Meanwhile, concerns over Portugal’s economic health intensified after Prime Minister Pedro Passos Coelho said Wednesday there were "no guarantees" that the country would meet its commitment to return to the international capital markets before September 2013.
But the greenback was lower against the pound, with rising 0.35% to hit 1.5976.
The pound was boosted after official data showed that the number of people claiming unemployment benefits in the U.K. rose less-than-expected last month, while the unemployment rate ticked down unexpectedly.
Also Wednesday, the minutes of the Bank of England’s April meeting showed that just one policymaker voted in favor of additional monetary easing, after two of the nine member monetary policy committee favored additional stimulus in March.
Elsewhere, the greenback was sharply higher against the yen, with advancing 0.76% to hit 81.45 and posted solid gains against the Swiss franc, with rising 0.38% to hit 0.9187.
The greenback was mostly higher against its Canadian, Australian and New Zealand counterparts, with dipping 0.05% to hit 0.9896, inching down 0.08% to hit 1.0380 and shedding 0.18% to hit 0.8197.
The growth linked currencies remained supported after the International Monetary Fund boosted its global growth outlook to 3.5% from 3.3%, citing an improving U.S. economy.
The dollar index, which tracks the performance of the greenback versus a basket of six other major currencies, was up 0.29% at 79.93.

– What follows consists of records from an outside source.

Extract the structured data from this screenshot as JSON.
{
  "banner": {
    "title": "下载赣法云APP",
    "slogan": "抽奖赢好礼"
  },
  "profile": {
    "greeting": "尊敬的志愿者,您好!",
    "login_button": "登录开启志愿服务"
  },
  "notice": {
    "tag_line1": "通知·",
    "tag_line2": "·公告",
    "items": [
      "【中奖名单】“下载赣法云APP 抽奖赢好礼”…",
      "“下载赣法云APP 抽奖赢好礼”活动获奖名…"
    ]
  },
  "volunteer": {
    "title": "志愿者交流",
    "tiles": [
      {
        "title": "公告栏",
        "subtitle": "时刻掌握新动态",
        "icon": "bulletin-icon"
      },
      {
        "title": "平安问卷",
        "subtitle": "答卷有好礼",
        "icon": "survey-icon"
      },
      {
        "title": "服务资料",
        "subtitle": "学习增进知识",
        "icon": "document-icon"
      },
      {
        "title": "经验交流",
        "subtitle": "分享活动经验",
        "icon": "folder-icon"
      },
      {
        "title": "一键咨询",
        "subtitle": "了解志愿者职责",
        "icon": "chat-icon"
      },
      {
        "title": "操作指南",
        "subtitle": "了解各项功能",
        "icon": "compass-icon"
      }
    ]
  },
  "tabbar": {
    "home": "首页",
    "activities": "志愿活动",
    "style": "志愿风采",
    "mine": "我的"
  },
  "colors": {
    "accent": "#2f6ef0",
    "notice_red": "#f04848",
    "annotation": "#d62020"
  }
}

Later in the day, the U.S. was to release official data on crude oil stockpiles.